The Jewish Cookery Book can be consulted in our reading room. If this blog post has inspired you to try some of Miss Tattersall’s recipes, a digitised copy from the University of Leeds Library is available here.

Further reading

David, Keren (2019). Miss Tattersall’s guide for the Jewish cooks of 1895, The Jewish Chronicle, https://www.thejc.com/lifestyle/food/a-%EF%AC%82avour-of-haimish-history-from-an-antique-cookery-book-1.493119 (accessed 22 April 2021)

Gerson, Jane (2010) From Bola d’Amour to the Ultimate Cheesecake: 150 Years of Anglo-Jewish Cookery Writing, Jewish Culture and History, 12:1-2, 297-316, DOI: 10.1080/1462169X.2010.10512156

LSJS (2018) About LSJS: A Brief History, https://www.lsjs.ac.uk/about-lsjs.php (accessed 22 April 2021)

Liberating the Curriculum – A New Remote Volunteering Project

Vicky A Price24 November 2020

We are excited to announce a new remote volunteer project, starting in January 2021 at UCL Special Collections!

The project is part of our team’s work towards Liberating the Curriculum and is our first foray into digital, remote volunteer work. If you are interested in being a part of a project that widens all of our knowledge of, and access to, voices that might otherwise be under represented or under highlighted in our collections, please read on (and register here to attend an induction event)!

The Challenge

Four visitors and a member of staff stand over a table in UCL Special Collections' South Junction Reading Room, looking at collection items from our Poetry Store collection. The items are colourful and vary in format, some folded and with bold print, others non-standard sizes.
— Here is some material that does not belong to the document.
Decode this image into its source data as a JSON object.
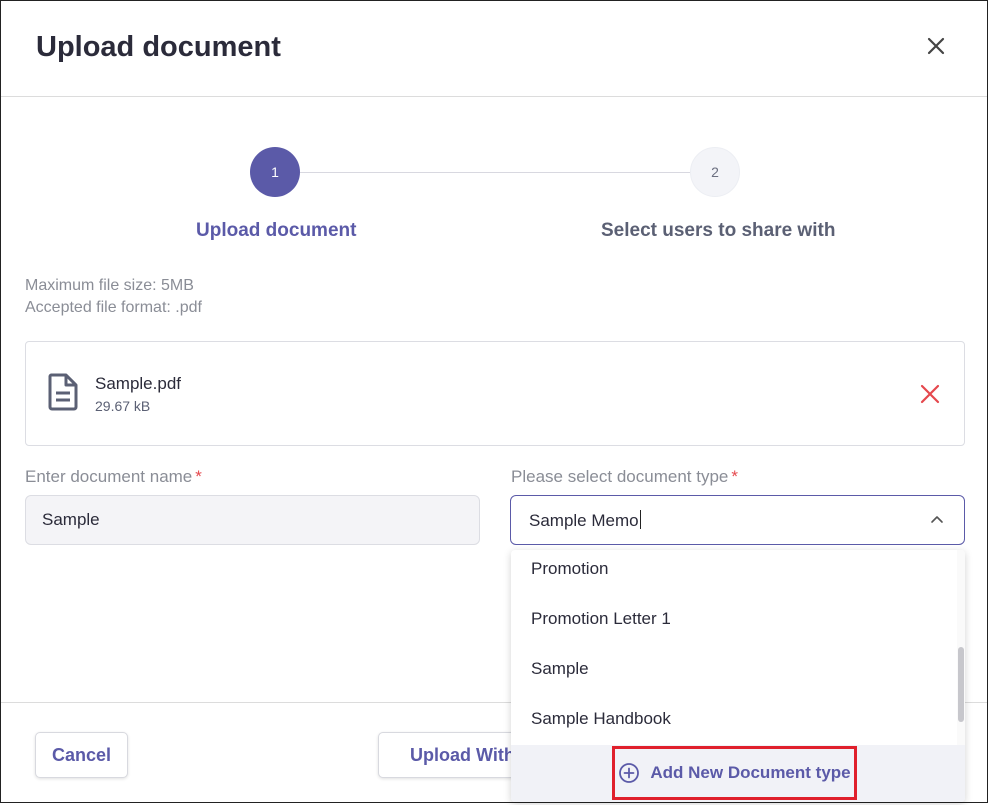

Staff and visitors inspecting items from our Poetry Store collection.

The Special Collections team are always working towards enabling access to the collection. This usually involves the acquisition, preservation, conservation, digitisation and cataloguing of rare books, archives and manuscripts. We also use the collection in teaching and outreach, deliver a reader and an enquiry service and provide as much digital access to the collection as possible.

Despite this work, we are aware that there are still many barriers (both physical and ‘invisible’) that prevent some users from accessing the collection and that prevent lesser heard voices in the collections coming to the fore: Historically, society’s most privileged have been most able to write and publish work, to collect rare materials and to create archives. The result is that stories from less privileged people – those of non-white ethnicity, women, those living with a disability or people who are LGBTQ+, for example – can be obscured or lost in the narratives mined from the special collections at UCL.
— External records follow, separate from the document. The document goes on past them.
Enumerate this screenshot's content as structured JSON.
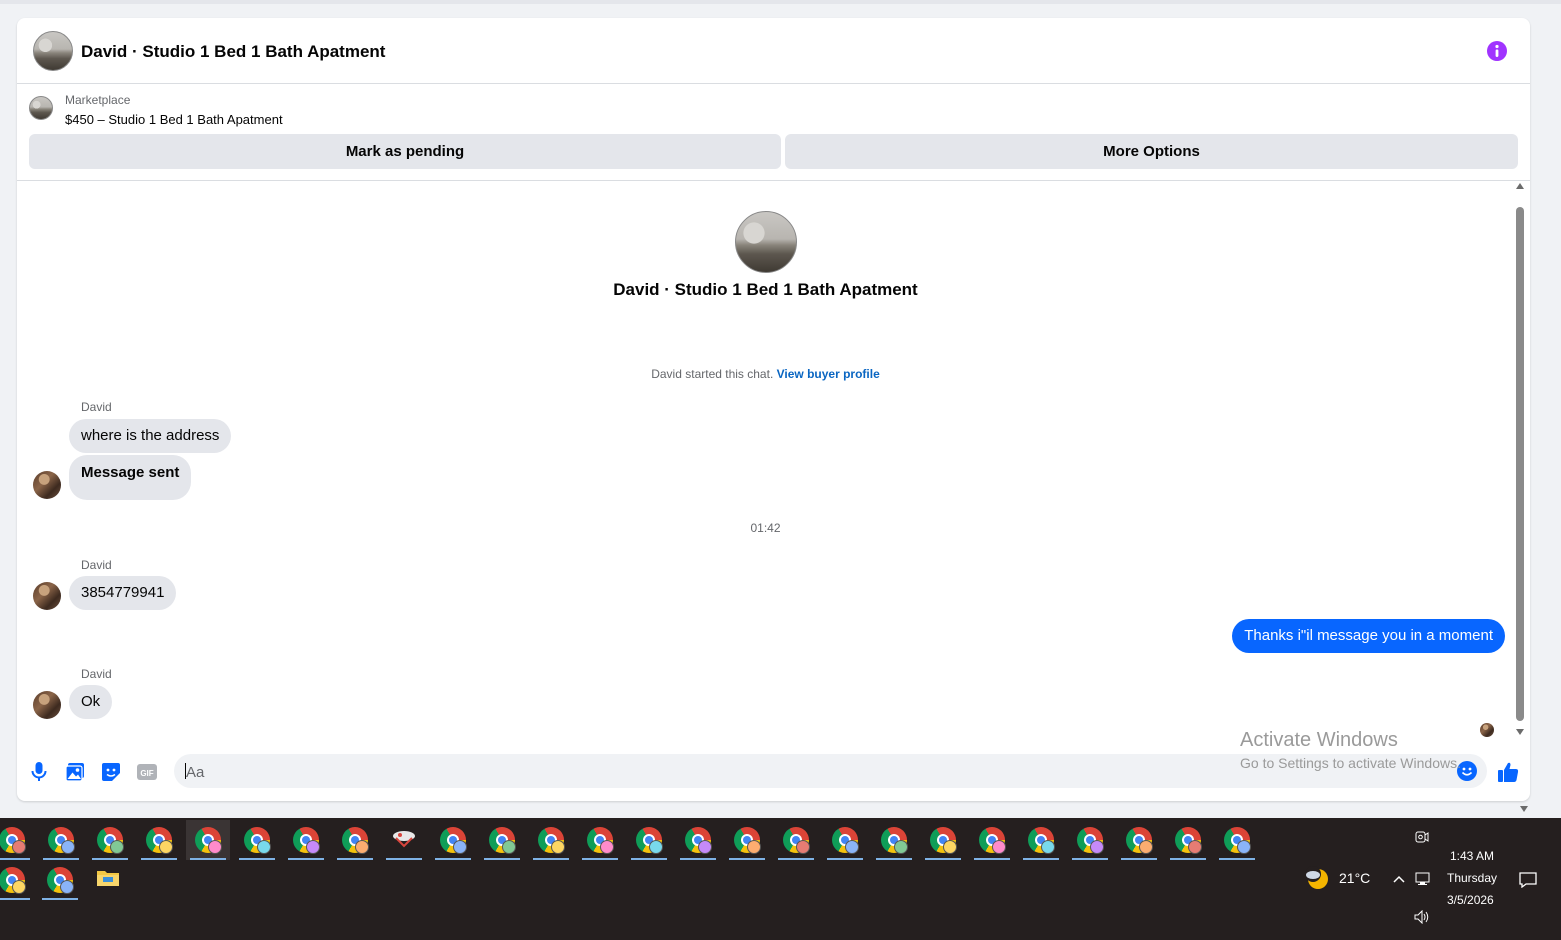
{
  "conversation": {
    "title": "David · Studio 1 Bed 1 Bath Apatment",
    "info_icon": "info-icon"
  },
  "listing": {
    "kicker": "Marketplace",
    "price_title": "$450 – Studio 1 Bed 1 Bath Apatment",
    "mark_pending_label": "Mark as pending",
    "more_options_label": "More Options"
  },
  "thread": {
    "intro_title": "David · Studio 1 Bed 1 Bath Apatment",
    "started_text": "David started this chat.",
    "view_profile_link": "View buyer profile",
    "timestamp": "01:42",
    "messages": [
      {
        "sender": "David",
        "text": "where is the address"
      },
      {
        "text": "Message sent"
      },
      {
        "sender": "David",
        "text": "3854779941"
      },
      {
        "text": "Thanks i\"il message you in a moment",
        "outgoing": true
      },
      {
        "sender": "David",
        "text": "Ok"
      }
    ]
  },
  "composer": {
    "placeholder": "Aa",
    "icons": [
      "microphone-icon",
      "photo-icon",
      "sticker-icon",
      "gif-icon",
      "emoji-icon",
      "thumbs-up-icon"
    ],
    "gif_text": "GIF"
  },
  "watermark": {
    "line1": "Activate Windows",
    "line2": "Go to Settings to activate Windows."
  },
  "taskbar": {
    "temperature": "21°C",
    "time": "1:43 AM",
    "day": "Thursday",
    "date": "3/5/2026"
  },
  "colors": {
    "accent_blue": "#0866ff",
    "link_blue": "#0a66c2",
    "info_purple": "#a033ff",
    "bubble_gray": "#e4e6eb",
    "taskbar_bg": "#251f1f"
  }
}
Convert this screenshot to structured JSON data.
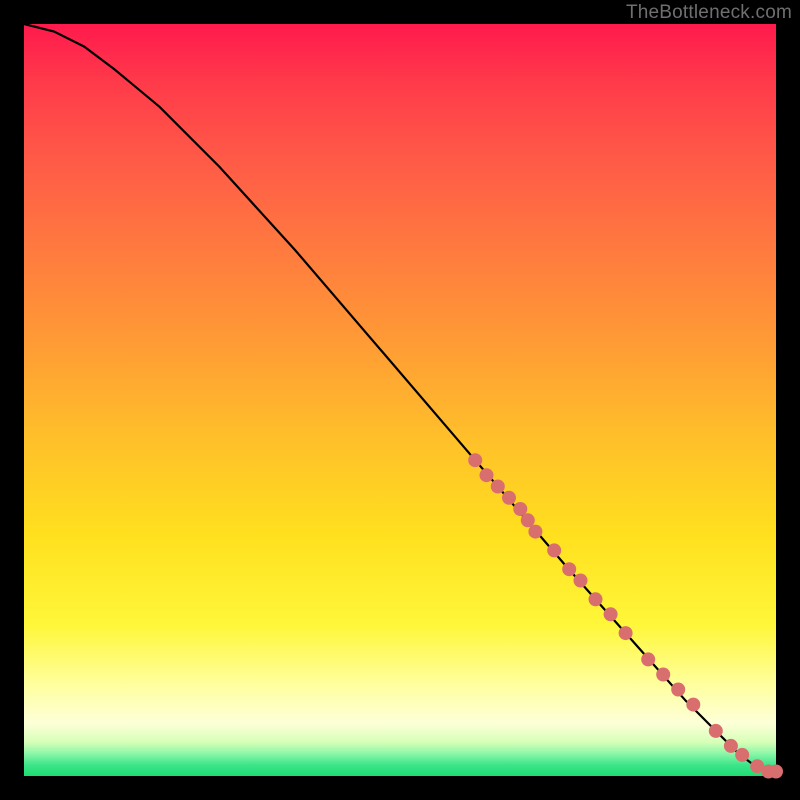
{
  "watermark": "TheBottleneck.com",
  "chart_data": {
    "type": "line",
    "title": "",
    "xlabel": "",
    "ylabel": "",
    "xlim": [
      0,
      100
    ],
    "ylim": [
      0,
      100
    ],
    "grid": false,
    "legend": false,
    "series": [
      {
        "name": "curve",
        "color": "#000000",
        "x": [
          0,
          4,
          8,
          12,
          18,
          26,
          36,
          48,
          60,
          72,
          80,
          88,
          92,
          95,
          97,
          99,
          100
        ],
        "y": [
          100,
          99,
          97,
          94,
          89,
          81,
          70,
          56,
          42,
          28,
          19,
          10,
          6,
          3,
          1.5,
          0.6,
          0.6
        ]
      }
    ],
    "markers": {
      "name": "dots",
      "color": "#d96e6e",
      "radius_px": 7,
      "x": [
        60,
        61.5,
        63,
        64.5,
        66,
        67,
        68,
        70.5,
        72.5,
        74,
        76,
        78,
        80,
        83,
        85,
        87,
        89,
        92,
        94,
        95.5,
        97.5,
        99,
        100
      ],
      "y": [
        42,
        40,
        38.5,
        37,
        35.5,
        34,
        32.5,
        30,
        27.5,
        26,
        23.5,
        21.5,
        19,
        15.5,
        13.5,
        11.5,
        9.5,
        6,
        4,
        2.8,
        1.3,
        0.6,
        0.6
      ]
    }
  }
}
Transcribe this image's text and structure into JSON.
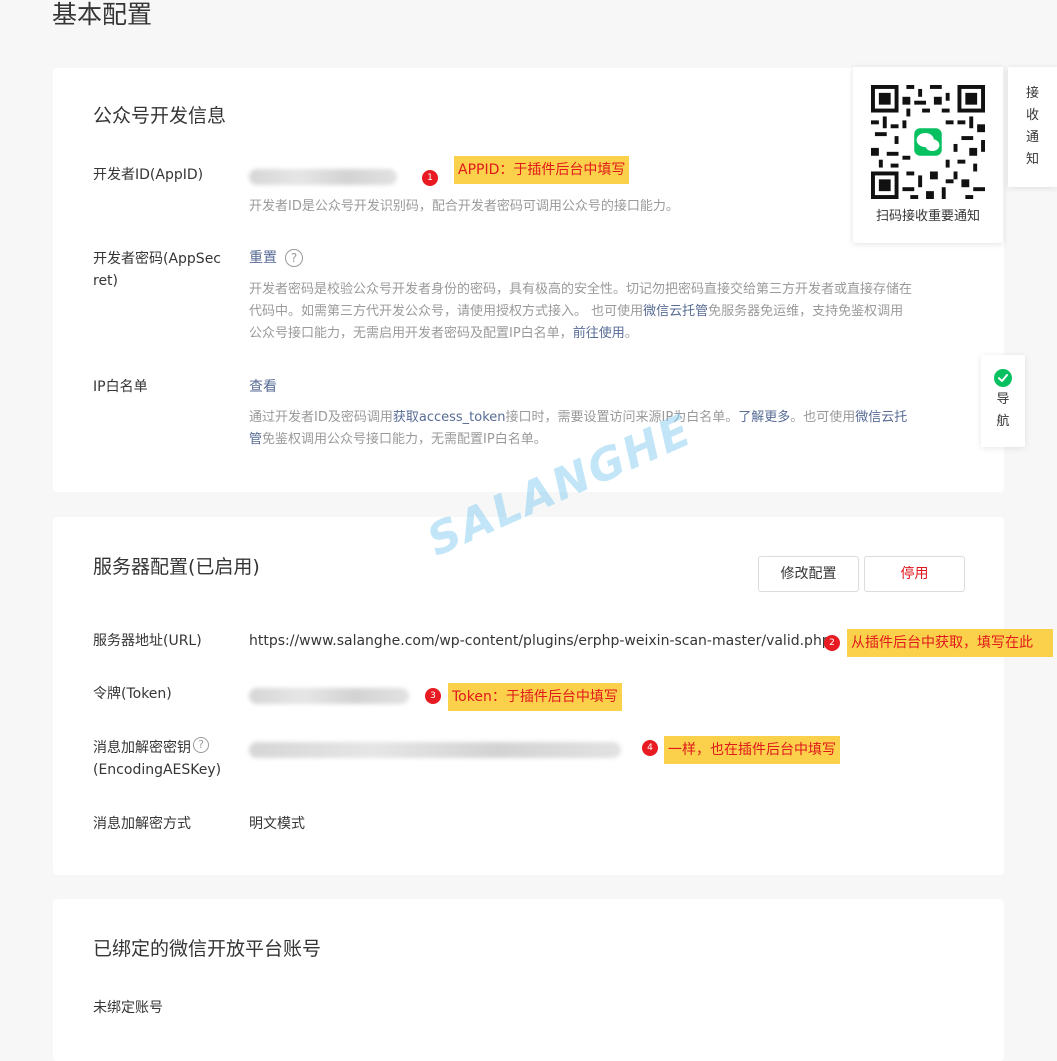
{
  "page_title": "基本配置",
  "dev_info": {
    "title": "公众号开发信息",
    "appid_label": "开发者ID(AppID)",
    "appid_desc": "开发者ID是公众号开发识别码，配合开发者密码可调用公众号的接口能力。",
    "secret_label_1": "开发者密码(AppSec",
    "secret_label_2": "ret)",
    "secret_reset": "重置",
    "secret_desc_1": "开发者密码是校验公众号开发者身份的密码，具有极高的安全性。切记勿把密码直接交给第三方开发者或直接存储在",
    "secret_desc_2": "代码中。如需第三方代开发公众号，请使用授权方式接入。 也可使用",
    "secret_desc_link1": "微信云托管",
    "secret_desc_3": "免服务器免运维，支持免鉴权调用",
    "secret_desc_4": "公众号接口能力，无需启用开发者密码及配置IP白名单，",
    "secret_desc_link2": "前往使用",
    "secret_desc_end": "。",
    "ip_label": "IP白名单",
    "ip_view": "查看",
    "ip_desc_1a": "通过开发者ID及密码调用",
    "ip_desc_link1": "获取access_token",
    "ip_desc_1b": "接口时，需要设置访问来源IP为白名单。",
    "ip_desc_link2": "了解更多",
    "ip_desc_1c": "。也可使用",
    "ip_desc_link3a": "微信云托",
    "ip_desc_link3b": "管",
    "ip_desc_2": "免鉴权调用公众号接口能力，无需配置IP白名单。"
  },
  "server": {
    "title": "服务器配置(已启用)",
    "modify_button": "修改配置",
    "disable_button": "停用",
    "url_label": "服务器地址(URL)",
    "url_value": "https://www.salanghe.com/wp-content/plugins/erphp-weixin-scan-master/valid.php",
    "token_label": "令牌(Token)",
    "aes_label_1": "消息加解密密钥",
    "aes_label_2": "(EncodingAESKey)",
    "mode_label": "消息加解密方式",
    "mode_value": "明文模式"
  },
  "bound": {
    "title": "已绑定的微信开放平台账号",
    "none": "未绑定账号"
  },
  "annotations": {
    "a1_num": "1",
    "a1_text": "APPID：于插件后台中填写",
    "a2_num": "2",
    "a2_text": "从插件后台中获取，填写在此",
    "a3_num": "3",
    "a3_text": "Token：于插件后台中填写",
    "a4_num": "4",
    "a4_text": "一样，也在插件后台中填写"
  },
  "qr_panel": {
    "caption": "扫码接收重要通知"
  },
  "side": {
    "notify": [
      "接",
      "收",
      "通",
      "知"
    ],
    "nav": [
      "导",
      "航"
    ]
  },
  "watermark": "SALANGHE",
  "colors": {
    "link": "#576b95",
    "annot_bg": "#fbd14b",
    "annot_text": "#e0181b",
    "badge": "#e81b23",
    "danger": "#e0181b",
    "wechat_green": "#07c160"
  },
  "icons": {
    "help": "question-circle-icon",
    "nav": "wechat-check-icon",
    "qr": "qr-code-icon"
  }
}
We know that we could do better, and want to make a start in this effort. A more focussed approach to researching the collection, and on communicating this research to collection users, could result in more diverse representation and in these lesser heard voices being more visible to collection users. However, our challenge is routed in the sheer size of the collection at UCL – we need your help to make this happen!
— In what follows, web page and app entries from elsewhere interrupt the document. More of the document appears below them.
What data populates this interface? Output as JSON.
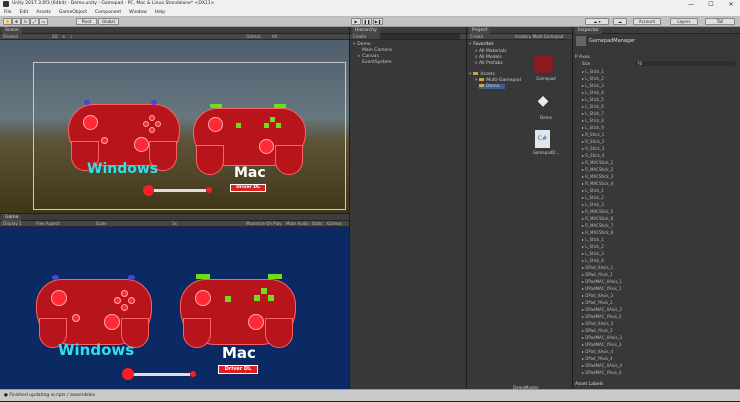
{
  "window": {
    "title": "Unity 2017.3.0f3 (64bit) - Demo.unity - Gamepad - PC, Mac & Linux Standalone* <DX11>",
    "minimize": "—",
    "maximize": "☐",
    "close": "✕"
  },
  "menu": [
    "File",
    "Edit",
    "Assets",
    "GameObject",
    "Component",
    "Window",
    "Help"
  ],
  "toolbar": {
    "pivot": "Pivot",
    "global": "Global",
    "account": "Account",
    "layers": "Layers",
    "layout": "Layout",
    "layout_value": "Tall"
  },
  "scene": {
    "tab": "Scene",
    "shaded": "Shaded",
    "mode_2d": "2D",
    "gizmos": "Gizmos",
    "search_all": "All"
  },
  "game": {
    "tab": "Game",
    "display": "Display 1",
    "aspect": "Free Aspect",
    "scale_label": "Scale",
    "scale": "1x",
    "maximize": "Maximize On Play",
    "mute": "Mute Audio",
    "stats": "Stats",
    "gizmos": "Gizmos"
  },
  "controllers": {
    "windows_label": "Windows",
    "mac_label": "Mac",
    "driver_button": "Driver DL",
    "colors": {
      "body": "#b8141c",
      "outline": "#ff6060",
      "label_cyan": "#35dde8",
      "label_white": "#ffffff",
      "game_bg": "#0b2a63"
    }
  },
  "hierarchy": {
    "tab": "Hierarchy",
    "create": "Create",
    "scene_name": "Demo",
    "items": [
      "Main Camera",
      "Canvas",
      "EventSystem"
    ]
  },
  "project": {
    "tab": "Project",
    "create": "Create",
    "breadcrumb": "Assets ▸ Multi-Gamepad",
    "favorites": "Favorites",
    "favorite_items": [
      "All Materials",
      "All Models",
      "All Prefabs"
    ],
    "assets_root": "Assets",
    "asset_folders": [
      "Multi-Gamepad",
      "Demo"
    ],
    "files": [
      {
        "name": "Gamepad",
        "kind": "prefab"
      },
      {
        "name": "Demo",
        "kind": "unity"
      },
      {
        "name": "GamepadD...",
        "kind": "script"
      }
    ],
    "footer_file": "DemoMaster"
  },
  "inspector": {
    "tab": "Inspector",
    "object_name": "GamepadManager",
    "section": "P Axes",
    "size_label": "Size",
    "size_value": "76",
    "items": [
      "L_Stick_1",
      "L_Stick_2",
      "L_Stick_3",
      "L_Stick_4",
      "L_Stick_5",
      "L_Stick_6",
      "L_Stick_7",
      "L_Stick_8",
      "L_Stick_9",
      "R_Stick_1",
      "R_Stick_2",
      "R_Stick_3",
      "R_Stick_4",
      "R_MACStick_1",
      "R_MACStick_2",
      "R_MACStick_3",
      "R_MACStick_4",
      "L_Stick_1",
      "L_Stick_2",
      "L_Stick_3",
      "R_MACStick_5",
      "R_MACStick_6",
      "R_MACStick_7",
      "R_MACStick_8",
      "L_Stick_1",
      "L_Stick_2",
      "L_Stick_3",
      "L_Stick_4",
      "DPad_XAxis_1",
      "DPad_YAxis_1",
      "DPadMAC_XAxis_1",
      "DPadMAC_YAxis_1",
      "DPad_XAxis_2",
      "DPad_YAxis_2",
      "DPadMAC_XAxis_2",
      "DPadMAC_YAxis_2",
      "DPad_XAxis_3",
      "DPad_YAxis_3",
      "DPadMAC_XAxis_3",
      "DPadMAC_YAxis_3",
      "DPad_XAxis_4",
      "DPad_YAxis_4",
      "DPadMAC_XAxis_4",
      "DPadMAC_YAxis_4"
    ],
    "footer": "Asset Labels"
  },
  "status": {
    "message": "Finished updating scripts / assemblies"
  }
}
How to get involved

If you have an interest in historical research, librarianship, archives, representation in historic collections, or are simply curious about the project, please consider registering for one of our induction events.

Following one of these induction events, volunteers will be invited to sign up to a specific area of research – some examples could be searching for representations of non-European people and cultures in the Jewish & Hebrew rare books and pamphlets, Small Press collections and Folklore Society, or searching for early modern female book owners that are connected to our rare books.  Volunteers will be trained and supported throughout the project by a UCL Special Collections team member.

How much time do volunteers need to give, and what equipment will they need?
We are very flexible with regards to how much time volunteers can offer, and as this is a remote project, the required equipment amounts to a computer and internet access. If you would like to be a part of this project, but don’t have access to this equipment, or have further questions, please let us know by emailing library.spec.coll.ed@ucl.ac.uk, as we can offer further support for those who need it.

Register to attend an induction event here!